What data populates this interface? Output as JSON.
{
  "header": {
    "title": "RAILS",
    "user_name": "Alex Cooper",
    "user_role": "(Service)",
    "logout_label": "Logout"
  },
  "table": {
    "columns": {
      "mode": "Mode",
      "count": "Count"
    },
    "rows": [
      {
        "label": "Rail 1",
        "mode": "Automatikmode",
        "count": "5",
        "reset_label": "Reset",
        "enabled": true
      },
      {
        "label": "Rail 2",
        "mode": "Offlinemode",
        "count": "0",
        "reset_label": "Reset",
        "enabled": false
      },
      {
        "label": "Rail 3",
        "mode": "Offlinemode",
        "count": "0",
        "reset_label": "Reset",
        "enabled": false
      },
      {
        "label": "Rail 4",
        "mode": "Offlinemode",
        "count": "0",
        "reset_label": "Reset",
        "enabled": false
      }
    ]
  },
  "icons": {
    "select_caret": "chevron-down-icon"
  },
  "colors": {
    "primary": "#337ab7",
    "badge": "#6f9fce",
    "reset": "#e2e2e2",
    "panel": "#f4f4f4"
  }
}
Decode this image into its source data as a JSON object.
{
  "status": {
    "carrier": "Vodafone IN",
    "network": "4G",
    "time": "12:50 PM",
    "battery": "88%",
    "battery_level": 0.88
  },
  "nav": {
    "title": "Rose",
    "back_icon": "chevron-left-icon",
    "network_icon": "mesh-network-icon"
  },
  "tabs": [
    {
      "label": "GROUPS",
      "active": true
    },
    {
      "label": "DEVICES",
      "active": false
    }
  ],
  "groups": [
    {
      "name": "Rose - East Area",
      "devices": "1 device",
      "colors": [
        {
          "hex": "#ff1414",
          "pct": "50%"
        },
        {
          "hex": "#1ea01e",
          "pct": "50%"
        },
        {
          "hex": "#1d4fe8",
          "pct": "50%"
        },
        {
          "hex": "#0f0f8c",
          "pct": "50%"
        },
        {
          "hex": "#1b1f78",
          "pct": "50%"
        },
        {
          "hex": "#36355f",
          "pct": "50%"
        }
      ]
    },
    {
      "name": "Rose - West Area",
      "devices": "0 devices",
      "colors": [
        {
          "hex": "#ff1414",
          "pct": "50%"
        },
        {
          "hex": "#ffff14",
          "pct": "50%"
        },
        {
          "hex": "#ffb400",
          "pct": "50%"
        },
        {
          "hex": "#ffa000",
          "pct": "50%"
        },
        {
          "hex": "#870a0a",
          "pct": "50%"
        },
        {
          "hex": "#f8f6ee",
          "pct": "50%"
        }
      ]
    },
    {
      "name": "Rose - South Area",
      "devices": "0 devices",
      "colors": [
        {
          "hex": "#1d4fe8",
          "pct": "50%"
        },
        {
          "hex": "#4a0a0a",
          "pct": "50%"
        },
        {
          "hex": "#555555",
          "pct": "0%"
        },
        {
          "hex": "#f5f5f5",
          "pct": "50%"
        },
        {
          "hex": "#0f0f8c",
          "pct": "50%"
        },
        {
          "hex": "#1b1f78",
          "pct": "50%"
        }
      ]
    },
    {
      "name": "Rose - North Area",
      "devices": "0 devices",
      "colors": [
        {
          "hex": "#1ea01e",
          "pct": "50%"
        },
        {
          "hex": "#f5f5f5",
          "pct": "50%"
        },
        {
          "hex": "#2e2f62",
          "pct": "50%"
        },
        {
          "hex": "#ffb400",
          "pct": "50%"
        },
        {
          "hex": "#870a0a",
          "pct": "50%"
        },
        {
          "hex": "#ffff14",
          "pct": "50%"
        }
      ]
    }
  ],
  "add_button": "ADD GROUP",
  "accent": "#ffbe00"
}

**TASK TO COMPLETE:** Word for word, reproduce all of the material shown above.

**SOLUTION:**
What data populates this interface? Output as JSON.
{
  "header": {
    "title": "RAILS",
    "user_name": "Alex Cooper",
    "user_role": "(Service)",
    "logout_label": "Logout"
  },
  "table": {
    "columns": {
      "mode": "Mode",
      "count": "Count"
    },
    "rows": [
      {
        "label": "Rail 1",
        "mode": "Automatikmode",
        "count": "5",
        "reset_label": "Reset",
        "enabled": true
      },
      {
        "label": "Rail 2",
        "mode": "Offlinemode",
        "count": "0",
        "reset_label": "Reset",
        "enabled": false
      },
      {
        "label": "Rail 3",
        "mode": "Offlinemode",
        "count": "0",
        "reset_label": "Reset",
        "enabled": false
      },
      {
        "label": "Rail 4",
        "mode": "Offlinemode",
        "count": "0",
        "reset_label": "Reset",
        "enabled": false
      }
    ]
  },
  "icons": {
    "select_caret": "chevron-down-icon"
  },
  "colors": {
    "primary": "#337ab7",
    "badge": "#6f9fce",
    "reset": "#e2e2e2",
    "panel": "#f4f4f4"
  }
}
Decode this image into its source data as a JSON object.
{
  "status": {
    "carrier": "Vodafone IN",
    "network": "4G",
    "time": "12:50 PM",
    "battery": "88%",
    "battery_level": 0.88
  },
  "nav": {
    "title": "Rose",
    "back_icon": "chevron-left-icon",
    "network_icon": "mesh-network-icon"
  },
  "tabs": [
    {
      "label": "GROUPS",
      "active": true
    },
    {
      "label": "DEVICES",
      "active": false
    }
  ],
  "groups": [
    {
      "name": "Rose - East Area",
      "devices": "1 device",
      "colors": [
        {
          "hex": "#ff1414",
          "pct": "50%"
        },
        {
          "hex": "#1ea01e",
          "pct": "50%"
        },
        {
          "hex": "#1d4fe8",
          "pct": "50%"
        },
        {
          "hex": "#0f0f8c",
          "pct": "50%"
        },
        {
          "hex": "#1b1f78",
          "pct": "50%"
        },
        {
          "hex": "#36355f",
          "pct": "50%"
        }
      ]
    },
    {
      "name": "Rose - West Area",
      "devices": "0 devices",
      "colors": [
        {
          "hex": "#ff1414",
          "pct": "50%"
        },
        {
          "hex": "#ffff14",
          "pct": "50%"
        },
        {
          "hex": "#ffb400",
          "pct": "50%"
        },
        {
          "hex": "#ffa000",
          "pct": "50%"
        },
        {
          "hex": "#870a0a",
          "pct": "50%"
        },
        {
          "hex": "#f8f6ee",
          "pct": "50%"
        }
      ]
    },
    {
      "name": "Rose - South Area",
      "devices": "0 devices",
      "colors": [
        {
          "hex": "#1d4fe8",
          "pct": "50%"
        },
        {
          "hex": "#4a0a0a",
          "pct": "50%"
        },
        {
          "hex": "#555555",
          "pct": "0%"
        },
        {
          "hex": "#f5f5f5",
          "pct": "50%"
        },
        {
          "hex": "#0f0f8c",
          "pct": "50%"
        },
        {
          "hex": "#1b1f78",
          "pct": "50%"
        }
      ]
    },
    {
      "name": "Rose - North Area",
      "devices": "0 devices",
      "colors": [
        {
          "hex": "#1ea01e",
          "pct": "50%"
        },
        {
          "hex": "#f5f5f5",
          "pct": "50%"
        },
        {
          "hex": "#2e2f62",
          "pct": "50%"
        },
        {
          "hex": "#ffb400",
          "pct": "50%"
        },
        {
          "hex": "#870a0a",
          "pct": "50%"
        },
        {
          "hex": "#ffff14",
          "pct": "50%"
        }
      ]
    }
  ],
  "add_button": "ADD GROUP",
  "accent": "#ffbe00"
}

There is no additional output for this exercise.